BEGIN

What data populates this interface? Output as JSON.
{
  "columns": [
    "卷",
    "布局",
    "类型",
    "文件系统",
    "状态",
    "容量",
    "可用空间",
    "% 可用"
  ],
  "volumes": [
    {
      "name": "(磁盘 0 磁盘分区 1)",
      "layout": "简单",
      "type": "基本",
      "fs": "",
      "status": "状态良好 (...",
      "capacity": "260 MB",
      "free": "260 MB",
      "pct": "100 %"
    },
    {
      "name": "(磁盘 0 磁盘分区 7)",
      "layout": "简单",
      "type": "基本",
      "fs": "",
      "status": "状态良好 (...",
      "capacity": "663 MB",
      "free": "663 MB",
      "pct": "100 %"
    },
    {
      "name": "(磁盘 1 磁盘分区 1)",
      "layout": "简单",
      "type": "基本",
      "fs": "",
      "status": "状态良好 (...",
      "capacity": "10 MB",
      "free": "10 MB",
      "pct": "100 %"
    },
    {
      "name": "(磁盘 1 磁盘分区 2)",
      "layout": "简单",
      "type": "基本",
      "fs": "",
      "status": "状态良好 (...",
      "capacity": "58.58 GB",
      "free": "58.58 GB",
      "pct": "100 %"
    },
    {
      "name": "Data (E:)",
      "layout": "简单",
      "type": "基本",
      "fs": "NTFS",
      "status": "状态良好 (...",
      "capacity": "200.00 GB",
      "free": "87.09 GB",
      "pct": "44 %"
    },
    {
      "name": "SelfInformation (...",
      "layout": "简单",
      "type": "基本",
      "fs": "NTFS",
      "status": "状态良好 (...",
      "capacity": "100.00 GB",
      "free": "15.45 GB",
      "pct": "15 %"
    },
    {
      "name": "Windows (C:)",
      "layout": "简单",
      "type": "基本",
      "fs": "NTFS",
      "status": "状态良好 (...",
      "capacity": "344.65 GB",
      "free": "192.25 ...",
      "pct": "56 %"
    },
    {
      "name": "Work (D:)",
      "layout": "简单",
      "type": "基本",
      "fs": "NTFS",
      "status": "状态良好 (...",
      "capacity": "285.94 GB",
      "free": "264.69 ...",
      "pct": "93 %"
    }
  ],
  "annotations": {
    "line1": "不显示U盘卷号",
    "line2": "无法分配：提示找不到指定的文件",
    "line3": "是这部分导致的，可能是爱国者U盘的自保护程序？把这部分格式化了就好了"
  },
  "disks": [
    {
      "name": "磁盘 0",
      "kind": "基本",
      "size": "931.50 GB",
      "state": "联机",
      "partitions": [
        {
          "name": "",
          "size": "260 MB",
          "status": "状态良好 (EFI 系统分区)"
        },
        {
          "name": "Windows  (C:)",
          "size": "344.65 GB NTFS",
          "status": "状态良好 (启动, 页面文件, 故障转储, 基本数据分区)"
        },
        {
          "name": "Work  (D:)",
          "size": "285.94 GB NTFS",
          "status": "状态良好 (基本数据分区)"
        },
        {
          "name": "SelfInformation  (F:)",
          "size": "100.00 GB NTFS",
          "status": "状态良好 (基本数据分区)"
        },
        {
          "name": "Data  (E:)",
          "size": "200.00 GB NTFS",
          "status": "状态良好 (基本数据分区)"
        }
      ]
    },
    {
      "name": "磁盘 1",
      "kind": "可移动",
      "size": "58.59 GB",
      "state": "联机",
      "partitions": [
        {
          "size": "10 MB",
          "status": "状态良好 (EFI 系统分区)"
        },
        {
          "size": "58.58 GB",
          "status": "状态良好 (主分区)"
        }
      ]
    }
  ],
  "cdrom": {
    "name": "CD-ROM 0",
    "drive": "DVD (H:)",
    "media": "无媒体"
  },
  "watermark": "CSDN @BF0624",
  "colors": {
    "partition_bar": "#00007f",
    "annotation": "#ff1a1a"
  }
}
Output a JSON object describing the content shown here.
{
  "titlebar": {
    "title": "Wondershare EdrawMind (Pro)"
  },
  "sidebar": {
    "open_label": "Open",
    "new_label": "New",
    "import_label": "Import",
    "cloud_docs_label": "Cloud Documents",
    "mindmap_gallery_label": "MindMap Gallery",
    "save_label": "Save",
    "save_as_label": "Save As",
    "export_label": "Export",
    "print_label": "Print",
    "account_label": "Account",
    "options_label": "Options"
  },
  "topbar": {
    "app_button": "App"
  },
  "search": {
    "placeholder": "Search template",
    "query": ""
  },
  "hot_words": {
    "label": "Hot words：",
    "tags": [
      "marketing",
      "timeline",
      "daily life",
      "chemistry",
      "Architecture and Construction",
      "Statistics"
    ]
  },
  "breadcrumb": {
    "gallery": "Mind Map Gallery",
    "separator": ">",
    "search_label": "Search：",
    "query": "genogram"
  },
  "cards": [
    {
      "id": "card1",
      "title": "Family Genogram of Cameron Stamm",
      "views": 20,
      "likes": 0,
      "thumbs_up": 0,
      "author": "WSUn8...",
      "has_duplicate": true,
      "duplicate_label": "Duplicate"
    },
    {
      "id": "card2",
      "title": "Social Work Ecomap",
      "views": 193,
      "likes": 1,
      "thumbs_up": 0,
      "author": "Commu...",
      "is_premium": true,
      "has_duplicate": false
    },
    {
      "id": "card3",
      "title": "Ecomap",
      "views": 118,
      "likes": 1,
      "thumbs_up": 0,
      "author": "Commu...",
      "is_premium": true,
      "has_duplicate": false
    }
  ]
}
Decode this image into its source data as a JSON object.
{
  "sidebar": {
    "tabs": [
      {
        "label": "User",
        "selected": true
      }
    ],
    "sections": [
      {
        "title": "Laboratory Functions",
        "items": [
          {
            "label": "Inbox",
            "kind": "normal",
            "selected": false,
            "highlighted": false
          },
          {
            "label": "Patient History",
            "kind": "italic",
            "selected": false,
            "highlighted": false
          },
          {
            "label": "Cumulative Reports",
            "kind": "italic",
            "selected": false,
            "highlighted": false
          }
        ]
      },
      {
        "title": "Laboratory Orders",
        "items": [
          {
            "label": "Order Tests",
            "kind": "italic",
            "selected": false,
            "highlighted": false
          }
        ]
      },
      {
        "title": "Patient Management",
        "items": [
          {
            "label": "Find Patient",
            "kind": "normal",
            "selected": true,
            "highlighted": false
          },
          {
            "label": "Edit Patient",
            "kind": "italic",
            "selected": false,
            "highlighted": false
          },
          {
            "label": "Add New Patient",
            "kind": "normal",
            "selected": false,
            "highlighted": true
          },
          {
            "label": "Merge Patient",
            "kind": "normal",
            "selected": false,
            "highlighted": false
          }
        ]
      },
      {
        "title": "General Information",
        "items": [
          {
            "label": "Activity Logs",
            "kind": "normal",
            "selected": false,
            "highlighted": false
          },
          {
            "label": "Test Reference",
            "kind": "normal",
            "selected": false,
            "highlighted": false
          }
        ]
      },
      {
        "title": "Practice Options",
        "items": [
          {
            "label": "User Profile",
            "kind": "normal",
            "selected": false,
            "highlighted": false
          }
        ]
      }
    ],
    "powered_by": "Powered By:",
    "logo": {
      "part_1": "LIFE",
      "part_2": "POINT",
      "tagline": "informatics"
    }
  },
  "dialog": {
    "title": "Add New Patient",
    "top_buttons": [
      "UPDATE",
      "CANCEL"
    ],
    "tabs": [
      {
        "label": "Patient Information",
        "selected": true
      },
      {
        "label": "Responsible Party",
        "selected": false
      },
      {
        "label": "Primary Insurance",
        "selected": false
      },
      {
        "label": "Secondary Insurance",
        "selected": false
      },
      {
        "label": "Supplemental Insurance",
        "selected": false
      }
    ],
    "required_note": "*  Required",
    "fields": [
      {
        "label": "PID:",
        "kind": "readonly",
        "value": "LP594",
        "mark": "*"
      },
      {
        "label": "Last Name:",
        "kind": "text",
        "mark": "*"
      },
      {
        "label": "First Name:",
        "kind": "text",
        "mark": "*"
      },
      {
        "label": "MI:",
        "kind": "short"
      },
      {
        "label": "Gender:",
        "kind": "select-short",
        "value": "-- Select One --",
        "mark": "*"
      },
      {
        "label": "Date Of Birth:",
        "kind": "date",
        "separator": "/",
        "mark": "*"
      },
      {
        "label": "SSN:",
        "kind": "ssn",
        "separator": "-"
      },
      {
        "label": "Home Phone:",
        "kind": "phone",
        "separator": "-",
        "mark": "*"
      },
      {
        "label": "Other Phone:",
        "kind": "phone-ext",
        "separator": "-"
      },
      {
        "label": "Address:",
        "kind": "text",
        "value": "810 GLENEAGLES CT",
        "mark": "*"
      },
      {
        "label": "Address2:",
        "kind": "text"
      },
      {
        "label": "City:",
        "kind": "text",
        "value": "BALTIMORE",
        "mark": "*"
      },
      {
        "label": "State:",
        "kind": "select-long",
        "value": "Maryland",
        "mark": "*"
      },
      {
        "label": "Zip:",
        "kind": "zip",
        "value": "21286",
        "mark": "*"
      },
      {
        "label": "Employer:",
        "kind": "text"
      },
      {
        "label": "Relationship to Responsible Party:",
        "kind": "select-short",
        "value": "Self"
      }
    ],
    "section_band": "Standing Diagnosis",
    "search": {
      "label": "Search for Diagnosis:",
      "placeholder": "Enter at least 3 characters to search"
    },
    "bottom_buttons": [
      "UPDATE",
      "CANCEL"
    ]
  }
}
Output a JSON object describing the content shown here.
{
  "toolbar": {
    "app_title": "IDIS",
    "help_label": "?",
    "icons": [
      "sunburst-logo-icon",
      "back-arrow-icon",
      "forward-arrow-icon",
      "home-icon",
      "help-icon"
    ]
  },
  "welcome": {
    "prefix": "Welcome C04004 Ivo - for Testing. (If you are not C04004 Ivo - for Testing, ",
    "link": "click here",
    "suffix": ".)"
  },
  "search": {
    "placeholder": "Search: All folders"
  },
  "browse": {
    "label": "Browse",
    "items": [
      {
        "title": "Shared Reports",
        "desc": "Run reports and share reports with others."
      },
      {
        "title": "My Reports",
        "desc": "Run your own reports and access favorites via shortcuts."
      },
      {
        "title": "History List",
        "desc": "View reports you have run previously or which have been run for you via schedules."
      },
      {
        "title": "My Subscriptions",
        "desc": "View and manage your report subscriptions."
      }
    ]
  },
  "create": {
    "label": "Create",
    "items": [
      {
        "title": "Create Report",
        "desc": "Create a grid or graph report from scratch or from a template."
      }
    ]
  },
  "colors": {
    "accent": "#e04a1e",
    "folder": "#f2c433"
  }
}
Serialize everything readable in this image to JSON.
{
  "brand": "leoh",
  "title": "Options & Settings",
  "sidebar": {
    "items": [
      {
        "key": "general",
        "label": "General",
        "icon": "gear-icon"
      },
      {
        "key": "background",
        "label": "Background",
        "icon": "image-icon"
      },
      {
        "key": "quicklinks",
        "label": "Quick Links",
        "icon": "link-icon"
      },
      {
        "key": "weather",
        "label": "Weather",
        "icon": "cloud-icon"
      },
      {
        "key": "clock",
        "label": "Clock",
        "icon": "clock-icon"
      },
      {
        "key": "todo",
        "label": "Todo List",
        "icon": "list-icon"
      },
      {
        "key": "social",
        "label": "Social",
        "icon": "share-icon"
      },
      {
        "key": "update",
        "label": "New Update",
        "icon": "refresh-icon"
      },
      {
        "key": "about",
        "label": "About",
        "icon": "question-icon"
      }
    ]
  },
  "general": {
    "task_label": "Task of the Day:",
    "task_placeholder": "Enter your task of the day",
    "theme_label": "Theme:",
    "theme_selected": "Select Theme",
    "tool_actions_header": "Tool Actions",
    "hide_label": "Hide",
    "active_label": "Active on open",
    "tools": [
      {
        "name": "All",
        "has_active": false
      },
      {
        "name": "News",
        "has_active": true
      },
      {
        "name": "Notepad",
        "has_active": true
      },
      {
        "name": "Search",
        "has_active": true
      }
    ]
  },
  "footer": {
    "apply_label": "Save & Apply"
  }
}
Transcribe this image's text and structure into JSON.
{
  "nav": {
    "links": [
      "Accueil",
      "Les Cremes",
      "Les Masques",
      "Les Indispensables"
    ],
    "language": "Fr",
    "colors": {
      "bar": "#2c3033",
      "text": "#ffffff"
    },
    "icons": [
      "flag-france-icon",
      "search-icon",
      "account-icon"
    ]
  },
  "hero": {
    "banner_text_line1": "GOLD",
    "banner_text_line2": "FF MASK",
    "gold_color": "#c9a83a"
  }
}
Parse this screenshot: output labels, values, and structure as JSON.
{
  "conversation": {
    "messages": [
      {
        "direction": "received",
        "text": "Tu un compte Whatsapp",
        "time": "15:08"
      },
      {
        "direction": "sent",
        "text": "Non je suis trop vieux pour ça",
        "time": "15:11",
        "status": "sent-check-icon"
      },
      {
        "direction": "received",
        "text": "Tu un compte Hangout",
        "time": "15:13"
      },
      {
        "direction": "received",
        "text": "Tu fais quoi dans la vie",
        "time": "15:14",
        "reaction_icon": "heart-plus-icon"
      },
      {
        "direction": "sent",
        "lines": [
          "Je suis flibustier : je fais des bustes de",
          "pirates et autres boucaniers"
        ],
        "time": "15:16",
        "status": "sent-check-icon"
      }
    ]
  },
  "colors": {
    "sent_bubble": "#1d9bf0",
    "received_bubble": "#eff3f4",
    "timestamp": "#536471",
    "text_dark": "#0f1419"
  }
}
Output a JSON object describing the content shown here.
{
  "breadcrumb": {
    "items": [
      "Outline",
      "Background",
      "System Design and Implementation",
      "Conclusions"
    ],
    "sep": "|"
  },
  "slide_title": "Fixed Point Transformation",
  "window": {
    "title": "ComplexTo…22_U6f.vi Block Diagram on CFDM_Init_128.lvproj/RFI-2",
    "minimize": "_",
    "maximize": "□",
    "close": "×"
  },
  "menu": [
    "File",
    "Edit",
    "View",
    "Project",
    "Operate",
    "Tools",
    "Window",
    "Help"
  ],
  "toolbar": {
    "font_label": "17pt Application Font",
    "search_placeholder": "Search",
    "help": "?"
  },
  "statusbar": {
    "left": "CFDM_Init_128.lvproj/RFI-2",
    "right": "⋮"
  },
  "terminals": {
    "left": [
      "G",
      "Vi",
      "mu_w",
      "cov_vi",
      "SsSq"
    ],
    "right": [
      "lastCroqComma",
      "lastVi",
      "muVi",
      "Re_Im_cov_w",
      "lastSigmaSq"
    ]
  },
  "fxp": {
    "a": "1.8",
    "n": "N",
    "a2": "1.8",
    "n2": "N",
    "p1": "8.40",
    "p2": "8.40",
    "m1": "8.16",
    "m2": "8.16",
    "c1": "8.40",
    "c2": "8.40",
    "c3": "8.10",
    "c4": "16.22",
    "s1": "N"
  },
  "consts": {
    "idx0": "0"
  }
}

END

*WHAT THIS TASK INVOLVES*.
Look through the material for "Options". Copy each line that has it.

*YOUR RESPONSE*.
    "options_label": "Options"
        "title": "Practice Options",
  "title": "Options & Settings",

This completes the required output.